Several bronze plaques ripped from a Derby war memorial by vandals have been found discarded nearby.
The plaques had names of hundreds of Midland Railway employees that died in World War I.
Council leaders condemned the vandalism at the Grade II-listed memorial in Derby's Midland Road as a "deplorable crime".
The vandalism was reported to police on Wednesday morning and several of the plaques were found immediately.
Dennis Monk, whose wife's uncle Richard Gibson died in the Battle of the Somme, discovered that the plaques had been ripped off the monument: "I looked to the left and to my shock and horror I couldn't believe what I was looking at."
'Clean them up'
Police are investigating the vandalism and the city council has described it as "one of the most deplorable acts of crime that we can imagine."
Councillor Chris Poulter said the plaques seemed to be in fairly good condition.
He said: "I am hopeful they will be in a position to be reinstated - the damage is not enough to stop them from being replaced.
"We can clean them up and replace them in a more secure way by putting them into a stronger frame. They were fixed with light screws before - and they can be made tamper-proof."
He added: "People are horrified that someone would think of doing this. This a memorial of national importance from the Great War - and it must remain in place."

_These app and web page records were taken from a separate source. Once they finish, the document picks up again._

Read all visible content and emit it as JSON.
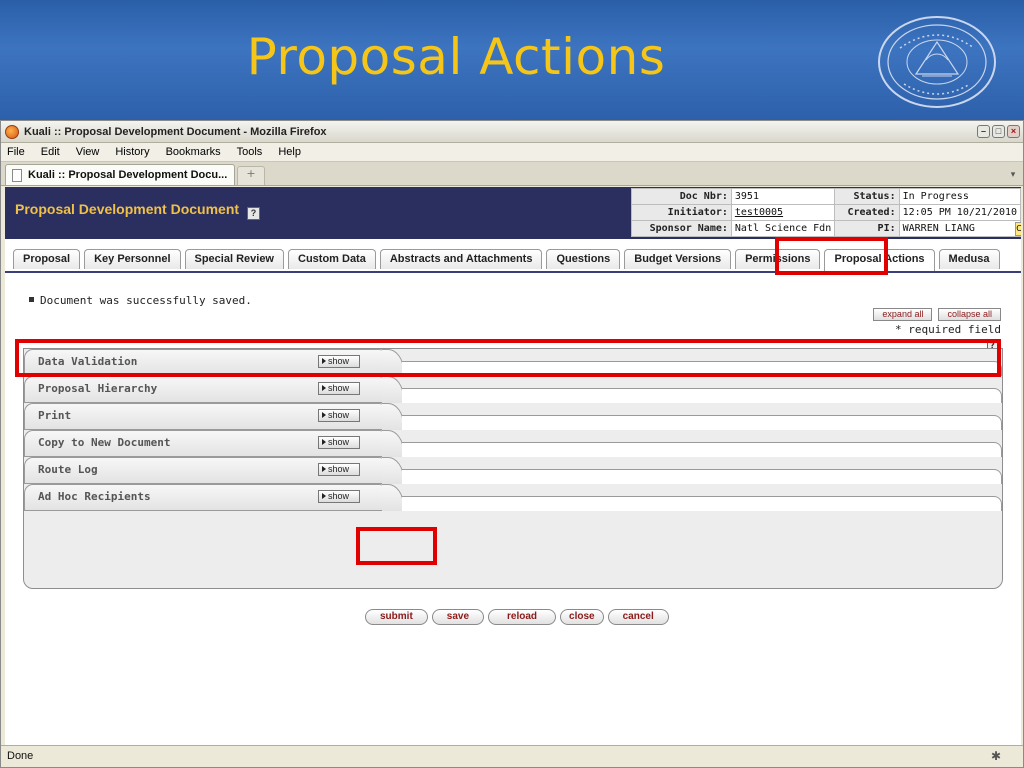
{
  "slide": {
    "title": "Proposal Actions"
  },
  "window": {
    "title": "Kuali :: Proposal Development Document - Mozilla Firefox",
    "menu": [
      "File",
      "Edit",
      "View",
      "History",
      "Bookmarks",
      "Tools",
      "Help"
    ],
    "tab_title": "Kuali :: Proposal Development Docu...",
    "new_tab": "+",
    "status": "Done"
  },
  "doc": {
    "title": "Proposal Development Document",
    "help": "?",
    "doc_nbr_label": "Doc Nbr:",
    "doc_nbr": "3951",
    "status_label": "Status:",
    "status": "In Progress",
    "initiator_label": "Initiator:",
    "initiator": "test0005",
    "created_label": "Created:",
    "created": "12:05 PM 10/21/2010",
    "sponsor_label": "Sponsor Name:",
    "sponsor": "Natl Science Fdn",
    "pi_label": "PI:",
    "pi": "WARREN LIANG",
    "corner": "C"
  },
  "tabs": [
    "Proposal",
    "Key Personnel",
    "Special Review",
    "Custom Data",
    "Abstracts and Attachments",
    "Questions",
    "Budget Versions",
    "Permissions",
    "Proposal Actions",
    "Medusa"
  ],
  "message": "Document was successfully saved.",
  "controls": {
    "expand_all": "expand all",
    "collapse_all": "collapse all",
    "required": "* required field",
    "help": "?"
  },
  "sections": [
    {
      "label": "Data Validation",
      "button": "show"
    },
    {
      "label": "Proposal Hierarchy",
      "button": "show"
    },
    {
      "label": "Print",
      "button": "show"
    },
    {
      "label": "Copy to New Document",
      "button": "show"
    },
    {
      "label": "Route Log",
      "button": "show"
    },
    {
      "label": "Ad Hoc Recipients",
      "button": "show"
    }
  ],
  "actions": {
    "submit": "submit",
    "save": "save",
    "reload": "reload",
    "close": "close",
    "cancel": "cancel"
  },
  "colors": {
    "highlight": "#e00000",
    "title": "#f5c518",
    "header": "#2b2f60"
  }
}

He suggested whoever took the plaques had hidden them so they could return for them later and sell them for scrap metal.